Size

Burrowing Owls are generally between 7.25 and 10 inches in length.

Lifespan

up to 11 years

Weight

Burrowing Owl (Athene cunicularia) facts, habitat, range, owl pictures and bird watching tips to help you identify the bird of prey.

Diet

Burrowing Owls eat insects, small mammals, birds and amphibians.

Behavior

Aerial Dive

Range

Migratory: Plains-Western U.S.

Nest Placement

Burrowing

Number of Offspring

4–11 Eggs

Egg Description

White

Condition at Hatching

Feeble, eyes closed, gray white down covered

Social Status

Loose Colonies

Wingspan

21.25–21.75 in

What does the Burrowing Owl look like?

Burrowing Owls are small brown owls with white spots on their backs and bars on their chests. They have rounded heads with no ear tufts, bright yellow eyes, long legs and short tails. Juveniles have an unstreaked dirty white chest and dark collar.

Burrowing Owl Habitat

Grasslands

Burrowing Owl Facts

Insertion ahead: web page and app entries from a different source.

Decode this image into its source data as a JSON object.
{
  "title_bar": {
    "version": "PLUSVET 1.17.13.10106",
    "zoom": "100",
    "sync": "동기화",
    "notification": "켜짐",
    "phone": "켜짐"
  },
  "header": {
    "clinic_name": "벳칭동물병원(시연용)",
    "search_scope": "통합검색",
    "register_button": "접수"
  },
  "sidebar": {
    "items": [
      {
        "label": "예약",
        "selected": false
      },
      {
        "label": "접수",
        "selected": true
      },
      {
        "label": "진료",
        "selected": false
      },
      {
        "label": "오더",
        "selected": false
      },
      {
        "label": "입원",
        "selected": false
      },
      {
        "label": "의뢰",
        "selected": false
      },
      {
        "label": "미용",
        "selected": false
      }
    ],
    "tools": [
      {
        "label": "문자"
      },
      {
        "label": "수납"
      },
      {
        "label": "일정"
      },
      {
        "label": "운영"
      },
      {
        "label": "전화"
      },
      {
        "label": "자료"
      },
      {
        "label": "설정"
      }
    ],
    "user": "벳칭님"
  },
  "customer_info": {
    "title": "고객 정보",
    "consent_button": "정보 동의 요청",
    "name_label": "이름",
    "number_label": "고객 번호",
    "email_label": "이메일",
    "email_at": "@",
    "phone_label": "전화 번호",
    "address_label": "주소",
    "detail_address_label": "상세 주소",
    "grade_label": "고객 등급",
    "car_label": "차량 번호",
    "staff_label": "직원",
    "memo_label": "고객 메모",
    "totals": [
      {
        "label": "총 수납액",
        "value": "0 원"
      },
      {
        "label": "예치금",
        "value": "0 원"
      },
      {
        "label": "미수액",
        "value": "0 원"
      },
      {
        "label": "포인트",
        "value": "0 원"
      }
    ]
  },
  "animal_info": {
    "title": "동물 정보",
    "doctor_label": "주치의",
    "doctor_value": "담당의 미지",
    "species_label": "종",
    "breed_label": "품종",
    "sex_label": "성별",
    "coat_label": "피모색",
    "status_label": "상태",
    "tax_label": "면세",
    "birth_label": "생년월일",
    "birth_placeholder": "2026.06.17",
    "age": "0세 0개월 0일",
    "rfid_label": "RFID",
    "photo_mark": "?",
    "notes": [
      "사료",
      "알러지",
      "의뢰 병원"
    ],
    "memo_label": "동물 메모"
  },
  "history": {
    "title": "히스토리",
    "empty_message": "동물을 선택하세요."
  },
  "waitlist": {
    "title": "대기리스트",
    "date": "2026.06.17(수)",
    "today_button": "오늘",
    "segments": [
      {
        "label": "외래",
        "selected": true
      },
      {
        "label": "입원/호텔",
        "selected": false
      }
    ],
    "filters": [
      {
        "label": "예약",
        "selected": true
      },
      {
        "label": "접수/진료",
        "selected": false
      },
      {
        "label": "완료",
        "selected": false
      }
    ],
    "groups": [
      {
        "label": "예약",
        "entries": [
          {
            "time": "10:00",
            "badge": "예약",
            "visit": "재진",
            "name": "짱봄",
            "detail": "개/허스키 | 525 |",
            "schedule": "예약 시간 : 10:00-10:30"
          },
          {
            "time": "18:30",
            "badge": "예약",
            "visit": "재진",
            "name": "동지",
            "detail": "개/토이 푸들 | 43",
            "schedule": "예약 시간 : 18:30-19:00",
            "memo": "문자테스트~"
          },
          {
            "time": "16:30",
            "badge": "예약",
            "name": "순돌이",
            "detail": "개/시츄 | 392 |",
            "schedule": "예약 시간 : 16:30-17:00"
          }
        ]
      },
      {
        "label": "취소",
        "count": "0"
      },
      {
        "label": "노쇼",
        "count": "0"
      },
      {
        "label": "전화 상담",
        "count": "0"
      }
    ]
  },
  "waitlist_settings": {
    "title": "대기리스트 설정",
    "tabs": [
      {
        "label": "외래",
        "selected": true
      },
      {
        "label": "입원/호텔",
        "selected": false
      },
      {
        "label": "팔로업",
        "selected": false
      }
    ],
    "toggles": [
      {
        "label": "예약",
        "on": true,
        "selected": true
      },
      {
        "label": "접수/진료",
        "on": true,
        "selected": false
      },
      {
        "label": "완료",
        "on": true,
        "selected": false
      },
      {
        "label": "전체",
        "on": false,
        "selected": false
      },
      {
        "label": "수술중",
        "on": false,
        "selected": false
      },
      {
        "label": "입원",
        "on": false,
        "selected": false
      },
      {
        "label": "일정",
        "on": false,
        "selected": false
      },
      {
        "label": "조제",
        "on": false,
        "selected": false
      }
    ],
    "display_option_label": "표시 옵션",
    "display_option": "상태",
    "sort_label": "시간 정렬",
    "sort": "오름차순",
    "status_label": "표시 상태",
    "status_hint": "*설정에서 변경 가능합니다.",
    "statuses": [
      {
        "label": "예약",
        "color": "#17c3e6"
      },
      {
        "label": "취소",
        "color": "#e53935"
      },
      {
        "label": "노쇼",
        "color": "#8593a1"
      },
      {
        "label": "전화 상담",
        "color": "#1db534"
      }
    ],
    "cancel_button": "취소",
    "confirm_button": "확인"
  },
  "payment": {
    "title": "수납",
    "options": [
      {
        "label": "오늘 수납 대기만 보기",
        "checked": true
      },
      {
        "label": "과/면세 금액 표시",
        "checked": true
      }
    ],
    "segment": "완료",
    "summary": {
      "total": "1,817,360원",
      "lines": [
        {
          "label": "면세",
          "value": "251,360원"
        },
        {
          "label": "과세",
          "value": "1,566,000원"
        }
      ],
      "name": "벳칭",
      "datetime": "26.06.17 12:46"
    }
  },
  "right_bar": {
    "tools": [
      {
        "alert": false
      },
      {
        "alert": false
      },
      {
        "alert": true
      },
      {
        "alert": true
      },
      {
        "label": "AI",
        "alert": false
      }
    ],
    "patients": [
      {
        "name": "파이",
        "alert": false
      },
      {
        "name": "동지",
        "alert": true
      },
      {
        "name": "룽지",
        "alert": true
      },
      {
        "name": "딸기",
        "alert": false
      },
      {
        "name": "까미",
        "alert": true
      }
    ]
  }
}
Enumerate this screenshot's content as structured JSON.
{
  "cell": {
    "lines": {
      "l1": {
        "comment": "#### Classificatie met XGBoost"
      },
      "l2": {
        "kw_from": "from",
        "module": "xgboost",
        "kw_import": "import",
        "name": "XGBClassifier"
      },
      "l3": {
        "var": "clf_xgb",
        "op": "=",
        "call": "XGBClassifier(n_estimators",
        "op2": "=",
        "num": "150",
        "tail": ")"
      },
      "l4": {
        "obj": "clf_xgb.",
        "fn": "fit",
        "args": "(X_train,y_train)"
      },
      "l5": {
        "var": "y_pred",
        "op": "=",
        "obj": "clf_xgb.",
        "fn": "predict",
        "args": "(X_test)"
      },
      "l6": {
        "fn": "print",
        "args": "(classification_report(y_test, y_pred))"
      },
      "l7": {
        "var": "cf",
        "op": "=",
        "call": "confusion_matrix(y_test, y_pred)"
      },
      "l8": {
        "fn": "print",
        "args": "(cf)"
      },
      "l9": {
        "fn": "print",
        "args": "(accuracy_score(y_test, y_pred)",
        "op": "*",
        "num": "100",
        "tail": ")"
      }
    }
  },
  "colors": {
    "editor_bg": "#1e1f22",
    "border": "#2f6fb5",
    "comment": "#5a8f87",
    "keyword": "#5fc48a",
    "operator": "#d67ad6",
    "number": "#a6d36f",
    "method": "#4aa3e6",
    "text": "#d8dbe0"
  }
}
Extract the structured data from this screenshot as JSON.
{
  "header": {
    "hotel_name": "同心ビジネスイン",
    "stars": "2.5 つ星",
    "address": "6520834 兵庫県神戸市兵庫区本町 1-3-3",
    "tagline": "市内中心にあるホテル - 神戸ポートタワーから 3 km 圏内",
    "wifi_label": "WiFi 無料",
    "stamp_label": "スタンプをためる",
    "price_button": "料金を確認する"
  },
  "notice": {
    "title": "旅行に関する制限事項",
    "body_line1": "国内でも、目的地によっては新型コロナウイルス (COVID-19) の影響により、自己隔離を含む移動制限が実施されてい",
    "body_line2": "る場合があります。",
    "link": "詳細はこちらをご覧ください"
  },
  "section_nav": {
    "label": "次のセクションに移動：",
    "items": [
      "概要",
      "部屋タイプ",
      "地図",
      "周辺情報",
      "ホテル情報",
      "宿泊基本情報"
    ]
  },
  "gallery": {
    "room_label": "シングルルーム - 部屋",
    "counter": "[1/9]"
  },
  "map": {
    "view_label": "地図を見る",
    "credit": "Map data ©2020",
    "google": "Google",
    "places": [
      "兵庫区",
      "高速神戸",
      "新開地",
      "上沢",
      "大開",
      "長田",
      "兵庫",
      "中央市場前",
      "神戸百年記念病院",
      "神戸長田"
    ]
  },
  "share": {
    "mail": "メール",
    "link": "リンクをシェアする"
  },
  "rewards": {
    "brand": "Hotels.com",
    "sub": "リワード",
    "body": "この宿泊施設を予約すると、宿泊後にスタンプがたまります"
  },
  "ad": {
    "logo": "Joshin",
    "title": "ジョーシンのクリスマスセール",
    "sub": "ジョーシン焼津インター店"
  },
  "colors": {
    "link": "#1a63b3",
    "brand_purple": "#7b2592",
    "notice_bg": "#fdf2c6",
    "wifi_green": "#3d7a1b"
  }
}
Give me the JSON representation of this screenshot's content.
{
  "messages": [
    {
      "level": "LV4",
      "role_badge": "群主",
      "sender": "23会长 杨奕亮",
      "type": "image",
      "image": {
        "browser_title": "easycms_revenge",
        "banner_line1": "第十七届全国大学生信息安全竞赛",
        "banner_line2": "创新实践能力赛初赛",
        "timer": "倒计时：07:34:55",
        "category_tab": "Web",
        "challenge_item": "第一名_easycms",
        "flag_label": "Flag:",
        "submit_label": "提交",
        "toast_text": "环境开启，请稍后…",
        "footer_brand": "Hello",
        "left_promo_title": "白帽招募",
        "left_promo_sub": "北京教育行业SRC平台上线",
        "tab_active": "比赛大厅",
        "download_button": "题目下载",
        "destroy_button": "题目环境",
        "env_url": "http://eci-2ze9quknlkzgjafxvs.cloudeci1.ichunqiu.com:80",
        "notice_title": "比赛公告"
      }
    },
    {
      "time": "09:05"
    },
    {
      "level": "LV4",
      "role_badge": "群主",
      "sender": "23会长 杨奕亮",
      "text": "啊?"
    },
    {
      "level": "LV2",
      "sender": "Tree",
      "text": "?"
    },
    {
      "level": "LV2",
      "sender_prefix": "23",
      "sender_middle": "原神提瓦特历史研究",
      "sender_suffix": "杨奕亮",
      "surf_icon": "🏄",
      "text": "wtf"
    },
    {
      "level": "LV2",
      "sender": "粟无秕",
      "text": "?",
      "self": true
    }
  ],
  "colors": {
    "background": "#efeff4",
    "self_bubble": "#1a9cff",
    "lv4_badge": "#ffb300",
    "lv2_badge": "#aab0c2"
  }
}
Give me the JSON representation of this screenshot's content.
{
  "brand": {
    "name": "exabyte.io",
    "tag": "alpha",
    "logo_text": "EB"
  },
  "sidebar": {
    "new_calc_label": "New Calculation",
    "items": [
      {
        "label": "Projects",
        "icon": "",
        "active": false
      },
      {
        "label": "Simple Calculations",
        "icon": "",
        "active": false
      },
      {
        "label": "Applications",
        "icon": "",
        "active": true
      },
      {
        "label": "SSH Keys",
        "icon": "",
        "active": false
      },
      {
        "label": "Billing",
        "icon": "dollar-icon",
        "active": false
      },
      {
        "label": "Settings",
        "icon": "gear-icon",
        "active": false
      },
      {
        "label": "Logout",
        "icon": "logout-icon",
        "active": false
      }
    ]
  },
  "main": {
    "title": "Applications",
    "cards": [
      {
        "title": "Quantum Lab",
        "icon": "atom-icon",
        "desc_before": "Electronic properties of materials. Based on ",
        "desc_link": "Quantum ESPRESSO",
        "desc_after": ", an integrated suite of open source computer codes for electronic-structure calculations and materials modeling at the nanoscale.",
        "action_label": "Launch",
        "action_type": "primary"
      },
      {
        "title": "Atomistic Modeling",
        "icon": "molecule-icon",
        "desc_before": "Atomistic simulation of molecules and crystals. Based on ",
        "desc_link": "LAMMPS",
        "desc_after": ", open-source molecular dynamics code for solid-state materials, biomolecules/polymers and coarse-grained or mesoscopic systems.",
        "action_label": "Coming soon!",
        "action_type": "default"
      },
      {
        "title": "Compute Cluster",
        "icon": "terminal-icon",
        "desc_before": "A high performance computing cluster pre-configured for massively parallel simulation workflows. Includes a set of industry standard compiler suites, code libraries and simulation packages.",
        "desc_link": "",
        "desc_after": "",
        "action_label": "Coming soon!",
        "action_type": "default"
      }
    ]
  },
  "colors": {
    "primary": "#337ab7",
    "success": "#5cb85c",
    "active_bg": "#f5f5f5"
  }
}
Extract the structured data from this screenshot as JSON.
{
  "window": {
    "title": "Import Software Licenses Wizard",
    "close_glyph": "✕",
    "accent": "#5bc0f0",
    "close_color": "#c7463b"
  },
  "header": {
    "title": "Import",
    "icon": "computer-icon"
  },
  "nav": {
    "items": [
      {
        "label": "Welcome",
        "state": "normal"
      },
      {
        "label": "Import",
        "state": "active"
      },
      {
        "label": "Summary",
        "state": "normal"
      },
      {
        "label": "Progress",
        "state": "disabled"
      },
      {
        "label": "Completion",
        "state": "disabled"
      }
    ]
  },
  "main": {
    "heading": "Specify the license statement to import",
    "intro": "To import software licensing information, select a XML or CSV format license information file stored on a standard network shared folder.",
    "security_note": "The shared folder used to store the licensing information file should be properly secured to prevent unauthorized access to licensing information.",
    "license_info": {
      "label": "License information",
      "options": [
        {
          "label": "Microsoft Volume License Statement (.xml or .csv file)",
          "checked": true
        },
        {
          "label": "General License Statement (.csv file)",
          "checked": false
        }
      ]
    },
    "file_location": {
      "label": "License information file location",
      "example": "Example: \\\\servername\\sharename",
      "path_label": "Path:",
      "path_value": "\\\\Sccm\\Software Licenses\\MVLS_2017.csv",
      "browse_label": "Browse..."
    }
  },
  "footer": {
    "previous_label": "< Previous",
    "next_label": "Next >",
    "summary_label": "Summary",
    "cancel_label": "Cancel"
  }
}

Burrowing Owls are a diurnal bird of prey. Unlike most owls, they are most active during the early morning and twilight hours when insects are buzzing. There are more than 20 subspecies of Burrowing Owls. They have evolved long legs, which make them excellent runners. As their name suggests, Burrowing Owls nest in holes in the ground, often abandoned by prairie dogs or gophers, however they are perfectly capable of digging their own. They tend to place animal droppings around their burrows. The dung attracts beetles, which makes for an easy meal. Unlike most owls, male and female burrowing owls are the same size. Males have a sweet two note "coo-coooo" call during courtship. When alarmed, they rattle off a series of clucks and chatter.

See also